Present both the estimated monthly and yearly costs.
Step 3. Communicate
Communicating your findings and the design system’s value is critical to get buy-in for resources and organization-wide implementation. You must prove that the design system produces business value—how does it save time and money?
Remember to present your feedback so that every department head can see how the design system will benefit their teams. For example, the CFO might be more interested in saving time and money, while the CTO wants to know the design system’s impact on speed to market and reducing lines of code.
Ensure you have a system to track the design system’s performance for periodic updates to management and stakeholders—usually bi-annually or quarterly.
You can also provide details about your design system’s roadmap, how you plan to maximize value over time, and the resources you’ll need to implement new tools and procedures.
How to Maximize Your Design System’s Value
Implementing a design system is just the first step. With your design system in place, you need to look for ways to maximize its value.
1. Adopt Tools to Maximize Value
One challenge many organizations experience is how to manage a single source of truth for designers, developers, and product designers? How do you minimize manual processes keep tools and design systems synced?
PayPal solved this single source of truth challenge by switching from a traditional design approach to UXPin Merge and syncing their Microsoft Fluent Design System with a Github repo—the catalyst for PayPal’s DesignOps.
UXPin Merge lets you sync code components with our design editor, so designers, product teams, and developers all work with exactly the same components.
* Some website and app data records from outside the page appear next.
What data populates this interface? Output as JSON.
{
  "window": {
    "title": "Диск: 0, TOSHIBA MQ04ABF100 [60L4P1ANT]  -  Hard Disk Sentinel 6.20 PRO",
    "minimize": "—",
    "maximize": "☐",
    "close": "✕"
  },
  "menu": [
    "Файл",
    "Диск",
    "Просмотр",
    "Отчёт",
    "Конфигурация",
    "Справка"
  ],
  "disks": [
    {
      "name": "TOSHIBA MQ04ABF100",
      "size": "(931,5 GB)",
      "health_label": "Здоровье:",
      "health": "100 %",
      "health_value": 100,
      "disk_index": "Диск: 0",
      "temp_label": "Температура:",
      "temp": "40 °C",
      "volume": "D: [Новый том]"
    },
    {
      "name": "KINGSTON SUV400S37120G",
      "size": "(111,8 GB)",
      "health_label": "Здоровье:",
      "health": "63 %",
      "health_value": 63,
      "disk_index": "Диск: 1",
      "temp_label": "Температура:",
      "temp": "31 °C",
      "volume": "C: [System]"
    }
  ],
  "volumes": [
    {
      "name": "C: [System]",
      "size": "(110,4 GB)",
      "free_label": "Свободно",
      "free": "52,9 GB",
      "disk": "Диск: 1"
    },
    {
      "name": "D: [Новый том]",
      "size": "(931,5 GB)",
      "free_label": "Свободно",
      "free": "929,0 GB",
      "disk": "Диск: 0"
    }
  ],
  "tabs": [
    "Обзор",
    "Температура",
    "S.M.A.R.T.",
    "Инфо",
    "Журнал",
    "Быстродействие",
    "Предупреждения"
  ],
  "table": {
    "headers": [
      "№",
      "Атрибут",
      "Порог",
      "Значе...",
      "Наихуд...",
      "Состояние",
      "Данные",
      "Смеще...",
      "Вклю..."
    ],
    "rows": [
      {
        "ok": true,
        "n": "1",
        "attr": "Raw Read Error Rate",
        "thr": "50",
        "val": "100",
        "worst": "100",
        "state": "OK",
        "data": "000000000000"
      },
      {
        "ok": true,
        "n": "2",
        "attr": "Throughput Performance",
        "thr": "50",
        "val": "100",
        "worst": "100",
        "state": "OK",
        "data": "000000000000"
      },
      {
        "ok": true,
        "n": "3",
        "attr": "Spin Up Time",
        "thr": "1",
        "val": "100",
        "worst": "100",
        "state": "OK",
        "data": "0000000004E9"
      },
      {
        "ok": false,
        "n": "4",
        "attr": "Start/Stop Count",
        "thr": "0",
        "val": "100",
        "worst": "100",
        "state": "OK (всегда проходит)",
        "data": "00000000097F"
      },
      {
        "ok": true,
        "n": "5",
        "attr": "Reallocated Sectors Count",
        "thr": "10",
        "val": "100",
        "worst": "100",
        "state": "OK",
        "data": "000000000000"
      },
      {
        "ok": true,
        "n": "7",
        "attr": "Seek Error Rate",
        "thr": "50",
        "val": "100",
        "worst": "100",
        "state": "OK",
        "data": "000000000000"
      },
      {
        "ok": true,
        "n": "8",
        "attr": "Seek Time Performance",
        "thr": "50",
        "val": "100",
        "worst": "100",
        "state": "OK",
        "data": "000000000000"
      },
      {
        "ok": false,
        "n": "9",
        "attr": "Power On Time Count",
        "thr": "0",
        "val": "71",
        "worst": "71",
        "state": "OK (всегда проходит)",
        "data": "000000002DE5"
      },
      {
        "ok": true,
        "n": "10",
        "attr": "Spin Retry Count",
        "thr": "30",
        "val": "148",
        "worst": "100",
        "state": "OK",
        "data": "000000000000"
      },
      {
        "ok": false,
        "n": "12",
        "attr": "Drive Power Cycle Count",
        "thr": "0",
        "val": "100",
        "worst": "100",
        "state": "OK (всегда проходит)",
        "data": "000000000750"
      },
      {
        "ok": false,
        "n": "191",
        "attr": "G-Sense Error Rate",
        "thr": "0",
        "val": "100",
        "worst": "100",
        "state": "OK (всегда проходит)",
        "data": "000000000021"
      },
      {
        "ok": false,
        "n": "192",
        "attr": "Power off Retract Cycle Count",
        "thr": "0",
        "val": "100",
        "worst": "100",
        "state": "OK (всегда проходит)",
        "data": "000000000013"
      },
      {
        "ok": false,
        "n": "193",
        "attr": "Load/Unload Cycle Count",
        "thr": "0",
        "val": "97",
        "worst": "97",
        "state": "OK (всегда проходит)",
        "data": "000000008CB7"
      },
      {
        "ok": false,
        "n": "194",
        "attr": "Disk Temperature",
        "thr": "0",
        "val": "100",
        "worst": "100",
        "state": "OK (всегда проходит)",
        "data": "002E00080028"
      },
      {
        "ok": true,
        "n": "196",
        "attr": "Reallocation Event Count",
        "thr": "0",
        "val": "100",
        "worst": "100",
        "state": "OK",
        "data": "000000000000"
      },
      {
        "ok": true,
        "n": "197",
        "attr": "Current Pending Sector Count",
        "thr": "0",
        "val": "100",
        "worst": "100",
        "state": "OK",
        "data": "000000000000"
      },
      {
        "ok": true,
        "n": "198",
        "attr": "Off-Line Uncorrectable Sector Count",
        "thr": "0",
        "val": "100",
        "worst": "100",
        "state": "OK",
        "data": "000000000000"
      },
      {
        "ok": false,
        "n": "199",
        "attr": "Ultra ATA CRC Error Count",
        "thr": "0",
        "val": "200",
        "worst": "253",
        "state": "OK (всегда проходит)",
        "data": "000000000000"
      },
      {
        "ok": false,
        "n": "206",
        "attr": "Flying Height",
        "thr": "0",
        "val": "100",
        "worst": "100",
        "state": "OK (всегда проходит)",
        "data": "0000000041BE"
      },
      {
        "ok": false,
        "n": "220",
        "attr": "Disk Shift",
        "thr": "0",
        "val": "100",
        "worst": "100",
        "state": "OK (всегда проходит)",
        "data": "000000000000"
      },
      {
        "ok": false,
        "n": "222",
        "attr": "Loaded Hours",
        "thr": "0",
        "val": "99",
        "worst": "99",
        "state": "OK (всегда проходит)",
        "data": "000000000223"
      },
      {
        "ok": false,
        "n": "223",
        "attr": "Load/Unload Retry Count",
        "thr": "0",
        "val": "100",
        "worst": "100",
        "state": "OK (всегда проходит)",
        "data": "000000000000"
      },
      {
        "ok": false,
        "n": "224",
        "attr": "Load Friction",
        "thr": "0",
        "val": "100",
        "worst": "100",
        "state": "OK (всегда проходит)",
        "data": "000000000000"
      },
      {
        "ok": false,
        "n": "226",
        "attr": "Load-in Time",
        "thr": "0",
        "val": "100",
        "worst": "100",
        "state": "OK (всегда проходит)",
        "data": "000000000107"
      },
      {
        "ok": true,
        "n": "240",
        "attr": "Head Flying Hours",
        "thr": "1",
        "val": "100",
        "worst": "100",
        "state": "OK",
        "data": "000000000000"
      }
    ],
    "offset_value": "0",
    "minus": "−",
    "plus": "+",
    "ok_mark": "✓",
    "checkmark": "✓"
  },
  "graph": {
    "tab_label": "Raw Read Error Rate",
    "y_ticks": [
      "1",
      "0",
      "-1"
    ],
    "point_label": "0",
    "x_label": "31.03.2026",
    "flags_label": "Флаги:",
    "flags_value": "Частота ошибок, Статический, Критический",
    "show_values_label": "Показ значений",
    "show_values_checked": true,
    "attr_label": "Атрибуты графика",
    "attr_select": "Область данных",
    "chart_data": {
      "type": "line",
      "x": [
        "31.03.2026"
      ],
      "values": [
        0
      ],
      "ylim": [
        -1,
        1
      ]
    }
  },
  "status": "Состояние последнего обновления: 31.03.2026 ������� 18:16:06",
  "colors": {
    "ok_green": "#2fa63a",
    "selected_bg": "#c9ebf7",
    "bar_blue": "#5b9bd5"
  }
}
Designers and product teams use these components to build interfaces as they would with any other design system.
By switching to UXPin Merge, PayPal’s product teams were able to build new products and interfaces with minimal input from designers, and at a fraction of the time, it took using a traditional design tool.
In fact, PayPal’s product designers build 90% of new products with designers providing advice and mentoring.
Finding tools like UXPin Merge to optimize your design system will provide efficacy while increasing adoption across the organization.
2. Effective Governance
Governance is crucial for a successful design system and long-term consistency. Without good governance, a design system can quickly fall apart, causing more problems than it initially solved!
Depending on the size of your organization, it’s a good idea to create a design system team to establish and maintain your design system standards, including:
- How to introduce new elements
- Promoting patterns
- Reviewing and adapting patterns
- Releasing design system updates
With these standards in place, you can ensure your design system maintains its integrity, consistency and continually provides value to the product and organization.
Creating and Managing Design Systems With UXPin
UXPin gives you complete control over your organization’s from a dedicated design system dashboard separate from the design editor.
Here your design system team can create, manage and update the design system. They can also set permissions to prevent team members from making changes—allowing you to maintain governance standards and consistency!
UXPin has four design system categories:
- Colors: set up as many palettes as your design system needs, for example, primary, secondary, success, etc.
- Typography: after setting these up in the editor, you can view your text styles, including font, size, and weight
- Assets: upload your logo and other assets in SVG format
- Components: like with topography, you can create components and save components in the editor
Use descriptions to provide documentation for development teams to implement design system changes.
Use UXPin Merge and bring your design system’s UI components to the design editor. Build fully functional prototypes by dragging and dropping those elements onto the canvas and release new features much faster. Read more about UXPin Merge.